The problem is equivalent to “identifying the abnormalities that characterize the DNA of tumor cells,” he explains. Elizabeth Brogliohead of citizen science at the CRG, promoter of the project.
Does brain beat algorithm?
Indeed, there are algorithms that order the pieces of DNA, maximizing the probability that they are contiguous, but they have some limitations: there are several alternative solutions that yield similar probabilities. And there is always the doubt that there is a best solutionwhich escapes them.
The human eye seems to have a certain facility for ordering small pieces of the enormous matrix that represents this problem. The Genigma team was based on this finding to propose the idea of ask volunteers for help. “The idea was to give a piece of the puzzle to a group of people and ask them to put it in order,” says the researcher.
In the app, this problem translates into a row of 15 pieces, the sequence of which players can move around as they please. When a player rearranges them in a way that improves the ordering, they achieve a higher score. When at least 40 players reach the record score, the reorganization of that bit of DNA is taken for granted.
At first, players don’t know which moves improve the score. This is disconcerting, but the challenge is precisely for each one to discover their strategy. “The brain develops a wide variety of tactics. Some analyze rationally, others are guided by the sounds they hear when the score improves & rdquor ;, explains Martí-Renom. The hope is that this heterogeneity of strategies will find better options that elude the algorithm.

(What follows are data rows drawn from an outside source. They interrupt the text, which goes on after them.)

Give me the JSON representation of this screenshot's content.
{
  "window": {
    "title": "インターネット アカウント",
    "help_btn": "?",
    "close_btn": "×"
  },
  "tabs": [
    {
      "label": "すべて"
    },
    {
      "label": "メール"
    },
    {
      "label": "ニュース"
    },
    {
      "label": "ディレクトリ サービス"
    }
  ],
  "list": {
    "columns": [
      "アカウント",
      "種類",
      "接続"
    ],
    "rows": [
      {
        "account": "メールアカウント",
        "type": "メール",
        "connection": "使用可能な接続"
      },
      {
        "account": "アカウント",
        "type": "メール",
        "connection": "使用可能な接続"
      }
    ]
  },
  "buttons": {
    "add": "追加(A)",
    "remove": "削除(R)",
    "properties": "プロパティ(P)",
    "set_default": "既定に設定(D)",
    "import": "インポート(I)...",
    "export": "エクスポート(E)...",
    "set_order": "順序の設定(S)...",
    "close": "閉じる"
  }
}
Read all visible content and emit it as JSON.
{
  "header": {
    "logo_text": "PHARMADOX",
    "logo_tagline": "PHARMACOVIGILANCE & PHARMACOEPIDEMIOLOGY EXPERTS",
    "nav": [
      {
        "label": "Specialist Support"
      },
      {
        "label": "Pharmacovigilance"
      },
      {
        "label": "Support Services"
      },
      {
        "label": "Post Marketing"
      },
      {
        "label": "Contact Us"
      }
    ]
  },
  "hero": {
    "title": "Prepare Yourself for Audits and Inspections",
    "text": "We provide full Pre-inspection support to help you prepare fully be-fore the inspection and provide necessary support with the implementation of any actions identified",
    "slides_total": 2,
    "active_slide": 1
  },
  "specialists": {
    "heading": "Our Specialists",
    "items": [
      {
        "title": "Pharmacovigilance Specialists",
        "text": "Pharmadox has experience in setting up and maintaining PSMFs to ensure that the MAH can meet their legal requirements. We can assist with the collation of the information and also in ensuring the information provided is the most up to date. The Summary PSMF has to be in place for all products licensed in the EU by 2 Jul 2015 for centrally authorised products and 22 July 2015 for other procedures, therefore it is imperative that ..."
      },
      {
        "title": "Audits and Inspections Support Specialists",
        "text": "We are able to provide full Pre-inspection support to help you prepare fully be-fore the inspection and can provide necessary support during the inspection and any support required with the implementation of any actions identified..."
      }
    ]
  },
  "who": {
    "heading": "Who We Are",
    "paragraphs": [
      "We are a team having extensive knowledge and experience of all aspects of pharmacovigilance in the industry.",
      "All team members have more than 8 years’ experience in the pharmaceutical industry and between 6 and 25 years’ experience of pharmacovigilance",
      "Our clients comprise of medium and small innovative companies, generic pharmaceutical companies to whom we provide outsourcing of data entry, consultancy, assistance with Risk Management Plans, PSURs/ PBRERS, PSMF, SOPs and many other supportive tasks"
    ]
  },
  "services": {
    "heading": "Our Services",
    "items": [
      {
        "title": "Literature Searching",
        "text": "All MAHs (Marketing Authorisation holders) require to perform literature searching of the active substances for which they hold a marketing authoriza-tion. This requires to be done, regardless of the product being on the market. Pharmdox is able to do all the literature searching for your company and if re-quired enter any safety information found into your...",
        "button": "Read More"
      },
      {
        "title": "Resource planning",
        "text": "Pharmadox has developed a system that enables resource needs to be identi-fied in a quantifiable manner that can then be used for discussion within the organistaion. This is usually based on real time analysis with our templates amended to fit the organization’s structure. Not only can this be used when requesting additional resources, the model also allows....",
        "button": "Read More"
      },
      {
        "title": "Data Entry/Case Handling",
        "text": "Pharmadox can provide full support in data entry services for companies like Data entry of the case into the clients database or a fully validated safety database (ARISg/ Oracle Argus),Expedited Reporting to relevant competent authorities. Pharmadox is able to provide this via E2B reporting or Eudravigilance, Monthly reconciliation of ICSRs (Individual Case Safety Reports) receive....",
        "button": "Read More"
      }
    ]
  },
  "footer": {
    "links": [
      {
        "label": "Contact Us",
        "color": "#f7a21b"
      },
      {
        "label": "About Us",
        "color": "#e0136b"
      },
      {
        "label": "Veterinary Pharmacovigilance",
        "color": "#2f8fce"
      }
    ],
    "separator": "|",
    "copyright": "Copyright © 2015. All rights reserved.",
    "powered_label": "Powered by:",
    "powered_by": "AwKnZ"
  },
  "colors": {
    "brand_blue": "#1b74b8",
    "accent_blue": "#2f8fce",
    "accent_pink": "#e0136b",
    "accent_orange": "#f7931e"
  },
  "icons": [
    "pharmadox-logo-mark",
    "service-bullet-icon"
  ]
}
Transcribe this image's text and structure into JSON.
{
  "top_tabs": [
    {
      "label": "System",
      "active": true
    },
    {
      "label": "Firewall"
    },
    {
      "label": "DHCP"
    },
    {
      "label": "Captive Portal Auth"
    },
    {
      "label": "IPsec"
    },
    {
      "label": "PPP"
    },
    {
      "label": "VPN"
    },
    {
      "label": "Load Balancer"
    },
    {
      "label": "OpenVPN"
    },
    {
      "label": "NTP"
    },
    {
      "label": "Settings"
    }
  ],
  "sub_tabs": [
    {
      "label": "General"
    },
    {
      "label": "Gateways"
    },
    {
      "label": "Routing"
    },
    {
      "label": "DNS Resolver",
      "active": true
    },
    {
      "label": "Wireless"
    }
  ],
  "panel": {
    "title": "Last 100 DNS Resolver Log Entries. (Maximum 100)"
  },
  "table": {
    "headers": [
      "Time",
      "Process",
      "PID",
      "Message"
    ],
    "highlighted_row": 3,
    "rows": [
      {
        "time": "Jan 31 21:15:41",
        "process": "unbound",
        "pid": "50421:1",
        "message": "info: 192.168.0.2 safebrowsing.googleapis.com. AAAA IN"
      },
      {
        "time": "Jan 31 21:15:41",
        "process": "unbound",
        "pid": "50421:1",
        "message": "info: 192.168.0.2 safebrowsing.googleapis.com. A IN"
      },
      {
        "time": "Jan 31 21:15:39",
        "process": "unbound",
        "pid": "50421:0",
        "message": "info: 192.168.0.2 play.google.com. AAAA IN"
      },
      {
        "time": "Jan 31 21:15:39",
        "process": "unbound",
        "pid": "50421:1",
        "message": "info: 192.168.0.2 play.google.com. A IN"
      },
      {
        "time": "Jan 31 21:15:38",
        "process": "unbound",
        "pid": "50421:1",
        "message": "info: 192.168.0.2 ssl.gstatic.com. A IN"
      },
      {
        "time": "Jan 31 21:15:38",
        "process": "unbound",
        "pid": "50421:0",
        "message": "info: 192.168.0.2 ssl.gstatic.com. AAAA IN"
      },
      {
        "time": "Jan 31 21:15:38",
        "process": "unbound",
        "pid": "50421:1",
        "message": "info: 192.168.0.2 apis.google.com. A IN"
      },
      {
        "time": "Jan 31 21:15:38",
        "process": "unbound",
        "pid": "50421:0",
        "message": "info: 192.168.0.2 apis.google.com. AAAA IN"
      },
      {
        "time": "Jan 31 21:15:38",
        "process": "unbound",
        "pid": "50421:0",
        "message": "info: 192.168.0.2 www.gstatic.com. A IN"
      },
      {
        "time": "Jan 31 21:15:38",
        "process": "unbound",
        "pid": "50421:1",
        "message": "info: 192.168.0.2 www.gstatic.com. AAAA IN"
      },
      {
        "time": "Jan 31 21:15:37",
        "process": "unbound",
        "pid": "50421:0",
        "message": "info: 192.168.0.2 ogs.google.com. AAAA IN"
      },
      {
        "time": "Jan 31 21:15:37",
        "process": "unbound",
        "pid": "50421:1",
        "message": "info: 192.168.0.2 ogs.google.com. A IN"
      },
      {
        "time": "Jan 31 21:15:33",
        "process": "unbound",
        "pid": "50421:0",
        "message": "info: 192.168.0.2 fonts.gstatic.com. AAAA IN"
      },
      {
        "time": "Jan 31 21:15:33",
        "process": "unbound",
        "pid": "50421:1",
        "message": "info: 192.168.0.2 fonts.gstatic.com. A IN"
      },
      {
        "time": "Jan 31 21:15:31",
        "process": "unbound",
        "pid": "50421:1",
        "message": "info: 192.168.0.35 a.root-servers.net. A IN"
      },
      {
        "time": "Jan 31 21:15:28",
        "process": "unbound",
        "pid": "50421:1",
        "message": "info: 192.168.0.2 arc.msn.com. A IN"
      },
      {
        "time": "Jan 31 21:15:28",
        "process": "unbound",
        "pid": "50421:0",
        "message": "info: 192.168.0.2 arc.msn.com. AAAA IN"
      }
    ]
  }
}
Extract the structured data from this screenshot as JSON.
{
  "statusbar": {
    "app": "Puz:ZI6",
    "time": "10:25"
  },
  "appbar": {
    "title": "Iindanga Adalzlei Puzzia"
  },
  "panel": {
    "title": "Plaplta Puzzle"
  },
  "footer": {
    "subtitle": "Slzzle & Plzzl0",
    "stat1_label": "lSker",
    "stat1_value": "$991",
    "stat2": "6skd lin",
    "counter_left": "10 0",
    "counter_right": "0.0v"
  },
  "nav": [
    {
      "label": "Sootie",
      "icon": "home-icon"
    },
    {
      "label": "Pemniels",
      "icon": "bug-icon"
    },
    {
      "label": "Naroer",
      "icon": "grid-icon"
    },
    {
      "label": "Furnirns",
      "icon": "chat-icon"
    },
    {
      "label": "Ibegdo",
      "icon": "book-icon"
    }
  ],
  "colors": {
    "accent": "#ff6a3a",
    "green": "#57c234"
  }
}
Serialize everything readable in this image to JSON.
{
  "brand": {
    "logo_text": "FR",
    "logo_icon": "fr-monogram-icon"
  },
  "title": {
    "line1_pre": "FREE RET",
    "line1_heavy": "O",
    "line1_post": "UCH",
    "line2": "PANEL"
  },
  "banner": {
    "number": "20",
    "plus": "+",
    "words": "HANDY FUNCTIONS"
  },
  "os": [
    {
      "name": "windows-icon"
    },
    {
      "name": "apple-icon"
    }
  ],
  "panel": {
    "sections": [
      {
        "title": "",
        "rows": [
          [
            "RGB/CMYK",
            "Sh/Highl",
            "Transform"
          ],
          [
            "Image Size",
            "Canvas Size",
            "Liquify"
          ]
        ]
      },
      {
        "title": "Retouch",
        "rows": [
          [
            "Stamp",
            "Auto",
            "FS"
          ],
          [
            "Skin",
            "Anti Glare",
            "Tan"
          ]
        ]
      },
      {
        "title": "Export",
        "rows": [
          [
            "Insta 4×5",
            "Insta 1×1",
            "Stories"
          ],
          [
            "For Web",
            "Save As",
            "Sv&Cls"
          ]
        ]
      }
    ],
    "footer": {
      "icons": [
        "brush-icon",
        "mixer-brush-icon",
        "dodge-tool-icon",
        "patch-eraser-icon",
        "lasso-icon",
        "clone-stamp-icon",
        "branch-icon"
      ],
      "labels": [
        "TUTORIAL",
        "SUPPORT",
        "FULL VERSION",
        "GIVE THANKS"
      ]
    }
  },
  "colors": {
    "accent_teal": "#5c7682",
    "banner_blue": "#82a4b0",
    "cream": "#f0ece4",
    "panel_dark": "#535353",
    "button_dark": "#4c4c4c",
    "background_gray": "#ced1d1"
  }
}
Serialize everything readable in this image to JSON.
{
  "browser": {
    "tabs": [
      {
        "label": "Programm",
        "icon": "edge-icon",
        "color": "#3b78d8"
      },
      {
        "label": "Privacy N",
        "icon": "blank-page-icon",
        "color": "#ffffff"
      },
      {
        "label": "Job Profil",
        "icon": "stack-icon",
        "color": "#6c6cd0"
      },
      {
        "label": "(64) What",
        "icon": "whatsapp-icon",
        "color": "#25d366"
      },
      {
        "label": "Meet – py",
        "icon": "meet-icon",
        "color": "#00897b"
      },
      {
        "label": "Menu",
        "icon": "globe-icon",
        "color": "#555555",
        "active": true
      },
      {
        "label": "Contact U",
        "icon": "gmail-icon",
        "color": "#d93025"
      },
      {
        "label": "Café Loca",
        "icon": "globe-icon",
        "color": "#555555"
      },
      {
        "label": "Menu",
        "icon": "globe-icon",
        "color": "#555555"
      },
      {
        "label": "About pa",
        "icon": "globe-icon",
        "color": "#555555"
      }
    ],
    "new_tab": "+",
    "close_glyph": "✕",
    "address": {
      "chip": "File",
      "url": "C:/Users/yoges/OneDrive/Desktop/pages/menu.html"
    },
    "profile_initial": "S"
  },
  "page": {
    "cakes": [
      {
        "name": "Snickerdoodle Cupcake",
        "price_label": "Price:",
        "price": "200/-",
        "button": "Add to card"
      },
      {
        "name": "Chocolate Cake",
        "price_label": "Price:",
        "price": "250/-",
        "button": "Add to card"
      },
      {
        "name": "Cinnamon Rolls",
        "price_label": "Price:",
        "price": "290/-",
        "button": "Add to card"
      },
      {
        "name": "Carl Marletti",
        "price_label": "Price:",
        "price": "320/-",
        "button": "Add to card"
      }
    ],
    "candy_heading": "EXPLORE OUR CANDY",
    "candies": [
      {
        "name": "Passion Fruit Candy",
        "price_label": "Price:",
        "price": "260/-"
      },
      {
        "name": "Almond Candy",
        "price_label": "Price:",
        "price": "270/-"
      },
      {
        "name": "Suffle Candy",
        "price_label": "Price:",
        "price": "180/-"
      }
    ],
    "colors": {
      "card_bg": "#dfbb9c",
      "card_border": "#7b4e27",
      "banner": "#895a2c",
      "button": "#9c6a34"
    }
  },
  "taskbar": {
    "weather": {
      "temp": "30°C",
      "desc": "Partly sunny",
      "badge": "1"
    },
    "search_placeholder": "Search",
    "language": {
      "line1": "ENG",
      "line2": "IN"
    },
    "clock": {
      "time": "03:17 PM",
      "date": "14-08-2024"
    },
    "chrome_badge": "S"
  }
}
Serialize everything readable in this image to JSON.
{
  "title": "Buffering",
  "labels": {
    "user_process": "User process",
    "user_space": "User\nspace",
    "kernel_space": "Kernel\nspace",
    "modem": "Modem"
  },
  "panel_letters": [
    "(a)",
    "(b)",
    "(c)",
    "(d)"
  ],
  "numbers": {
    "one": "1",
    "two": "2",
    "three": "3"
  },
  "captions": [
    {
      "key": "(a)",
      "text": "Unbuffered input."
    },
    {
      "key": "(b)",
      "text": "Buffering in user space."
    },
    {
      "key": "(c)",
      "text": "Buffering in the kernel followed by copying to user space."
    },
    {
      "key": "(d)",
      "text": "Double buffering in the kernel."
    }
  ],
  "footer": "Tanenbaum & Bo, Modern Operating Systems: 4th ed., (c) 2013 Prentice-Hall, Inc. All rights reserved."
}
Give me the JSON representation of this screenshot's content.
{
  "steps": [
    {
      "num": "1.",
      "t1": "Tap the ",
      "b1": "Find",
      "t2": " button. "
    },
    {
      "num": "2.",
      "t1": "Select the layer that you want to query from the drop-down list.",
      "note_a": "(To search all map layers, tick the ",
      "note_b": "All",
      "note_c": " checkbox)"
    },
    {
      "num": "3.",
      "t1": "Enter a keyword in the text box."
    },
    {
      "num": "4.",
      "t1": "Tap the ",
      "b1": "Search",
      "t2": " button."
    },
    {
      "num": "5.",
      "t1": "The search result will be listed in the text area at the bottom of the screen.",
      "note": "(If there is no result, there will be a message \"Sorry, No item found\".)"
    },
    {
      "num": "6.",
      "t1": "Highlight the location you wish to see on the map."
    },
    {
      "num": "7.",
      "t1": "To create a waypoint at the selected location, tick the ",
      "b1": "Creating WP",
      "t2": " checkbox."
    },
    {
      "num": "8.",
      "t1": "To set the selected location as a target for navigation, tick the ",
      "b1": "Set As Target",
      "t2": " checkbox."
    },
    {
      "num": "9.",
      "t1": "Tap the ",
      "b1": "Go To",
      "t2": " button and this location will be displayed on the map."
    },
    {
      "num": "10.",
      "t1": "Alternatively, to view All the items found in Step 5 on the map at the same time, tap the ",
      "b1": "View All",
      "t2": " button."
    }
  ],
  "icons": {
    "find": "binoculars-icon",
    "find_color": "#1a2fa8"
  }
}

“Getting the reference genome of cancer cell lines is a major problem & rdquor ;, says Solip Park, computational researcher at the National Cancer Research Center (CNIO) in Madrid, not involved in Genigma. “It is interesting that this project has taken a more original approach than trying to improve the algorithm. I am curious to see the results & rdquor ;, she states.
The possibility that the participants give a useful contribution to address a major scientific problem puts Genigma “in the category of the most interesting initiatives & rdquor; in citizen science, according to Pietro Micheluccidirector of the Human Computation Institute in New York, also not involved in the project.
Michelucci cites some successful antecedents, such as Stall Catchersin which participants analyze images of brains with Alzheimer’s; fold.it, devoted to the convoluted problem of how proteins fold; either phylowhich looks for parts of DNA shared between different species.
Since 2018, when the project was conceived, Broglio has carried out working sessions with 120 people from scientists to game developers (including the author of this article).
This participatory spirit has continued after 35,000 downloads of the game. The Genigma team has been updating it based on public feedback. Conversations have even been created on Facebook in which users have shared ideas and strategies.
If the experiment works, the group intends to apply the same strategy to other cancers. “If at the end of April we see that it has worked, we will go ahead with four more cell lines”, concludes Martí-Renom.